= Supplied records =

___

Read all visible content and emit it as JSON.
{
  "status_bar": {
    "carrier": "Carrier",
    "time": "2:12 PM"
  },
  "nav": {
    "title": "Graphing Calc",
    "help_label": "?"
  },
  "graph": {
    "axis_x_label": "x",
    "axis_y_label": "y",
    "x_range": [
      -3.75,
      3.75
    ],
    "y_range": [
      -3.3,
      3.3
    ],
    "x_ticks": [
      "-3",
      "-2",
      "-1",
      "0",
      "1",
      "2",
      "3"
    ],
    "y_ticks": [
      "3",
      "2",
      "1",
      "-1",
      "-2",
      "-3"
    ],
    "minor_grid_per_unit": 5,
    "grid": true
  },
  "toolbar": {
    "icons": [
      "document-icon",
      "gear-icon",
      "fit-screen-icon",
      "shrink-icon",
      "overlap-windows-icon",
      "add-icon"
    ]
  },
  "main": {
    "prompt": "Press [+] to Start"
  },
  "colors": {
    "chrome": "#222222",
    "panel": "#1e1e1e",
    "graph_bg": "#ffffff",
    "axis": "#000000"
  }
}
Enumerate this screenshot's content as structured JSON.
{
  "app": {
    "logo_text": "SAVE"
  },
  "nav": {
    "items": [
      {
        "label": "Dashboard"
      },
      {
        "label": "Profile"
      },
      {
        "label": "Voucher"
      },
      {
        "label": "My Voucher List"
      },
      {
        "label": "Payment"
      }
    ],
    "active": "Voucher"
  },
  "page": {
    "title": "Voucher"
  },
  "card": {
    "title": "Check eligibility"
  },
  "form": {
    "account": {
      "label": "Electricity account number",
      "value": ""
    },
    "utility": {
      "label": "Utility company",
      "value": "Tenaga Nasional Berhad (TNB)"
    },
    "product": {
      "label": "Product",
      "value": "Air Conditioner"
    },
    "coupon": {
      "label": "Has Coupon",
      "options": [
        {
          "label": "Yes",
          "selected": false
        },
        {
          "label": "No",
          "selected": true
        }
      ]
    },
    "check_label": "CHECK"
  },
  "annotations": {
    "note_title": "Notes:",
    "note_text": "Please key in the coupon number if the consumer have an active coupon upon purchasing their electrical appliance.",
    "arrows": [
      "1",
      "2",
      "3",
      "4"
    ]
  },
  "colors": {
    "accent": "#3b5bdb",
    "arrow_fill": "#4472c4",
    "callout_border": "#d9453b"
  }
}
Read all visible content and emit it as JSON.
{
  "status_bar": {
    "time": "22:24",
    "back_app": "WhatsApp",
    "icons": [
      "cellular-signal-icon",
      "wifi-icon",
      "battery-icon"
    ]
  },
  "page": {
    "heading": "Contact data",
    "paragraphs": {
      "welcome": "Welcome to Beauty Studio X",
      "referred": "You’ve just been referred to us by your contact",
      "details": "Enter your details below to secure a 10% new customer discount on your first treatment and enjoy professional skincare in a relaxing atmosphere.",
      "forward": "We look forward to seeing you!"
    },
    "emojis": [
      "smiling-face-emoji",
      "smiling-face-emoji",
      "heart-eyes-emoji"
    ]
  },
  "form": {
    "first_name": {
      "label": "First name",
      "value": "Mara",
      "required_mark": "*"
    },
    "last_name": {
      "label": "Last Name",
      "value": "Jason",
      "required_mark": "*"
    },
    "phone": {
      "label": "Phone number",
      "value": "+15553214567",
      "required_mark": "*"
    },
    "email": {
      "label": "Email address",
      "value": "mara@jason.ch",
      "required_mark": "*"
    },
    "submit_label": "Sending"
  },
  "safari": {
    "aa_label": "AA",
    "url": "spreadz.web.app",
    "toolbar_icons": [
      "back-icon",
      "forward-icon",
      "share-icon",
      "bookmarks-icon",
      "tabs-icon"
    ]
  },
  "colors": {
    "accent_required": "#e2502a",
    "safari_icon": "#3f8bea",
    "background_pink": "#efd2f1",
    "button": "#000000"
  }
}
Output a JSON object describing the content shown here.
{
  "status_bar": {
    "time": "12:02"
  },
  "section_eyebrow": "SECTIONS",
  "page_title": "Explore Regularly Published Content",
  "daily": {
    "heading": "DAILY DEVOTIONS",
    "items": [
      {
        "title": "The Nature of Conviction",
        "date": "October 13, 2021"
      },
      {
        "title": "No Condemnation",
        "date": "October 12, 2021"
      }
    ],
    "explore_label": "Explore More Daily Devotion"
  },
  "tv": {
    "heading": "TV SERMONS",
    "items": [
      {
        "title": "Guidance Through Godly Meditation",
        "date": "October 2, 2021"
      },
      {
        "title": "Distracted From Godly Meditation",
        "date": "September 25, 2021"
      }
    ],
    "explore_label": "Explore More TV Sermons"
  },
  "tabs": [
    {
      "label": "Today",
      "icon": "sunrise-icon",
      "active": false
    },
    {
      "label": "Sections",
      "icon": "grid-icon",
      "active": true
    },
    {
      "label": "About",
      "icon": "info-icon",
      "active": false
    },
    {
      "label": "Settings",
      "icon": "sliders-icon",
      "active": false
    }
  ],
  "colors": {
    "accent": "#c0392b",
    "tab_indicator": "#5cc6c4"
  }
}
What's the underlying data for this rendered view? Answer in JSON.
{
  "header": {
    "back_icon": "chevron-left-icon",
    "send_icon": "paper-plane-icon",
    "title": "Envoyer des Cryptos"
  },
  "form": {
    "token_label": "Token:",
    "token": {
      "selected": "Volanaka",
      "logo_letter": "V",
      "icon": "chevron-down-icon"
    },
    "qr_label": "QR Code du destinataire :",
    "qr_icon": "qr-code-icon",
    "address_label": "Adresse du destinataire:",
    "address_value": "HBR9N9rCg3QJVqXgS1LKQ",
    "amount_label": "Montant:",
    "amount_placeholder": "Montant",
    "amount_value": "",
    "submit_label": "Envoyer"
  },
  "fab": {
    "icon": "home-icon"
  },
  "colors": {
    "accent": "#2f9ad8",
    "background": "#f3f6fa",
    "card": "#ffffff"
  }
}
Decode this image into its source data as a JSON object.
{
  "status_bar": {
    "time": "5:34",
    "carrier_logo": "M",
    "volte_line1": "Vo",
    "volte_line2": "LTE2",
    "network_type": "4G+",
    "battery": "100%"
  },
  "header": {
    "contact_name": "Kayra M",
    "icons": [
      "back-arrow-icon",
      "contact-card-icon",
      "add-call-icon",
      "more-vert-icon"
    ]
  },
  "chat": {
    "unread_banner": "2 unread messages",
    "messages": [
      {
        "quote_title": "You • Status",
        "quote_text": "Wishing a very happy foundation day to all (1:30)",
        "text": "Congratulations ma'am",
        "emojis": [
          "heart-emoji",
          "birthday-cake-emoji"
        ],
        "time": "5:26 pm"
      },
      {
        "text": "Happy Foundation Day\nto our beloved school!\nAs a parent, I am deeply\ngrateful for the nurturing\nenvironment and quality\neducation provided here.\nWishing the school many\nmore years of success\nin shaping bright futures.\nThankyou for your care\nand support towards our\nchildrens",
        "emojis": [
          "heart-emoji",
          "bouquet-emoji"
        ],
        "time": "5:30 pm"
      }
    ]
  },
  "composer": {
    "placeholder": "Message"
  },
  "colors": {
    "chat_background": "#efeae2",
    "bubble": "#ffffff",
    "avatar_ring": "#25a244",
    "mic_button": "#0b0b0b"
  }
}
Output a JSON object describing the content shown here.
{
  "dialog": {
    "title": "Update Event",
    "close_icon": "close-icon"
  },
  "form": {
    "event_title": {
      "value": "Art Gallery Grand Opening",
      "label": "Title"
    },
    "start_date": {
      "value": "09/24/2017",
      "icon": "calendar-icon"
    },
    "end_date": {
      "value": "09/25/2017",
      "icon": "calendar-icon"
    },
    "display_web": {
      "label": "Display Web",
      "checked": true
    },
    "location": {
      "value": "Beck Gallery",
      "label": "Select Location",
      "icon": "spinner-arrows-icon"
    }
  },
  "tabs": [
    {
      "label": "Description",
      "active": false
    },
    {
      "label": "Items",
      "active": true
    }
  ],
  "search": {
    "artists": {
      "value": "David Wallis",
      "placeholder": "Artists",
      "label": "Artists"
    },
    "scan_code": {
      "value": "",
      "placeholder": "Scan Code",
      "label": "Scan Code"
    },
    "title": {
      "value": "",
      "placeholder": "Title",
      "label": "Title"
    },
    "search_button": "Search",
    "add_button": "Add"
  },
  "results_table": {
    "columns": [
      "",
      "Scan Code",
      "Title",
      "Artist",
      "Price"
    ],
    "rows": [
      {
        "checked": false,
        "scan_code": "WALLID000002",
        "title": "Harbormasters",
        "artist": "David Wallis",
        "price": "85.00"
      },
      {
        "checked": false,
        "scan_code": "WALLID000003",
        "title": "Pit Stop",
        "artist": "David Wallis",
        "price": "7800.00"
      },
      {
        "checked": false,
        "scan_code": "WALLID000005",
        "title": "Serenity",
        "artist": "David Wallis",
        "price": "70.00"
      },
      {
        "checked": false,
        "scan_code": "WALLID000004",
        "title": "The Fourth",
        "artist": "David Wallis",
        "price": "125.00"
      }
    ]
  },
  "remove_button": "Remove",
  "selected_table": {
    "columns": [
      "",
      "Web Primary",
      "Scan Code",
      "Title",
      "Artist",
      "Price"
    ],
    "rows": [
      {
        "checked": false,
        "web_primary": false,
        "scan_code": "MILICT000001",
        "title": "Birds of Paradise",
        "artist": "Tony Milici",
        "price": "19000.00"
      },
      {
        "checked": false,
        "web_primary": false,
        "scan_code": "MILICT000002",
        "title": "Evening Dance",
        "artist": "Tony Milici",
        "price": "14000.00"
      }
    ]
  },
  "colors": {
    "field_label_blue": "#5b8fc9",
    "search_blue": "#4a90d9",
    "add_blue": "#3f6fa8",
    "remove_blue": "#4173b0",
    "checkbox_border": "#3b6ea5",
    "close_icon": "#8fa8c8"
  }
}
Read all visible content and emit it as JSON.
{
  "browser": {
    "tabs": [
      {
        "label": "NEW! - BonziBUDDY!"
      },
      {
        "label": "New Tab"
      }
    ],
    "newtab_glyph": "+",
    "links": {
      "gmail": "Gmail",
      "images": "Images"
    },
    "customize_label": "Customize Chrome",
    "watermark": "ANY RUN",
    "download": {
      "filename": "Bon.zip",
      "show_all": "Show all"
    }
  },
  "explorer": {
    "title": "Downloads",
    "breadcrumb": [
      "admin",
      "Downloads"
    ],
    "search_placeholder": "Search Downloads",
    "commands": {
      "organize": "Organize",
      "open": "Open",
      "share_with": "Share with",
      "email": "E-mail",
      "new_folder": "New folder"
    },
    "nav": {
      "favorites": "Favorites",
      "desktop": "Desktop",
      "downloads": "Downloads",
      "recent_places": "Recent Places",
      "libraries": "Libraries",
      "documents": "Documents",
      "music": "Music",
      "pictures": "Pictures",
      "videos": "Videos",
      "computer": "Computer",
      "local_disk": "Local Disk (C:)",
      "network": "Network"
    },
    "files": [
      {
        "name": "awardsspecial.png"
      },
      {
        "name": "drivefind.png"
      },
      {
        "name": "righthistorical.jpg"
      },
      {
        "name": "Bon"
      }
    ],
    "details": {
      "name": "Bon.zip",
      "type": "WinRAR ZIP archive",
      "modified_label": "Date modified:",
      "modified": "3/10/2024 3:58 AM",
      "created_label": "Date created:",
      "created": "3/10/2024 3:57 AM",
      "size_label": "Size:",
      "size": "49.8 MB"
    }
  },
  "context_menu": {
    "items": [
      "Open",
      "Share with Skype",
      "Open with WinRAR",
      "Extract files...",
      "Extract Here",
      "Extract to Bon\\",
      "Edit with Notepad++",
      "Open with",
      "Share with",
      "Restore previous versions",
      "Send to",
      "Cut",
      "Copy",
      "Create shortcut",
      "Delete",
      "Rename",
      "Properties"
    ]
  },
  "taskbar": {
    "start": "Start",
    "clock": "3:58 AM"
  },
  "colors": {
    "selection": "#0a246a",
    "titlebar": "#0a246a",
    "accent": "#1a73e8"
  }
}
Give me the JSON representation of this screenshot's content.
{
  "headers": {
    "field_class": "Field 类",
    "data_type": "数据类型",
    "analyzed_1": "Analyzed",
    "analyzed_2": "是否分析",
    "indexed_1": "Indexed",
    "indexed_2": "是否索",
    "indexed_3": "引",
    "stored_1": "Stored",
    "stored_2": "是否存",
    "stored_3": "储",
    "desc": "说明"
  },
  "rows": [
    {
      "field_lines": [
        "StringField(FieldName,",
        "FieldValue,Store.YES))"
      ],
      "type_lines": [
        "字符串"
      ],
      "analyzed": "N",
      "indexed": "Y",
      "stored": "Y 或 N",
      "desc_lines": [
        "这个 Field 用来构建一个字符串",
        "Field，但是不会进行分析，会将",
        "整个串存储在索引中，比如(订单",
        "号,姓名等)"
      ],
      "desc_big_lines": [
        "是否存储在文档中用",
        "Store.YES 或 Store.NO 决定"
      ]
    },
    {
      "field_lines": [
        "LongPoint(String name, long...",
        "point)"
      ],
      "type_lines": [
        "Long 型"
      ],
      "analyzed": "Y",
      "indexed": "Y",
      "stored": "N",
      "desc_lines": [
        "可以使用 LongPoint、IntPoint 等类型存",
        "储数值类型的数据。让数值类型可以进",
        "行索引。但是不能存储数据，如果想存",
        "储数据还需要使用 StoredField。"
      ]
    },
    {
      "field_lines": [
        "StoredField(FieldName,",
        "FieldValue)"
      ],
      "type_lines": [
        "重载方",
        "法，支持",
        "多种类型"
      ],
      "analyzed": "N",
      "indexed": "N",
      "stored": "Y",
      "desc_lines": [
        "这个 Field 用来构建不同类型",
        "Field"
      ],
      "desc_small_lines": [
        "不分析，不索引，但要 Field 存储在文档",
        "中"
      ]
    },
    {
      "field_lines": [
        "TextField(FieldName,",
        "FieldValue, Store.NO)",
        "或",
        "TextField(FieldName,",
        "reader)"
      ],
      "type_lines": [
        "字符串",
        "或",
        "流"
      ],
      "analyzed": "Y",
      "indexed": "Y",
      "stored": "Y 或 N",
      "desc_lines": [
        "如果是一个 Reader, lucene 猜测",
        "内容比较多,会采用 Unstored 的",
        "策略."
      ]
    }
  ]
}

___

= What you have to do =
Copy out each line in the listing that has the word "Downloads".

= Response =
    "title": "Downloads",
      "Downloads"
    "search_placeholder": "Search Downloads",
      "downloads": "Downloads",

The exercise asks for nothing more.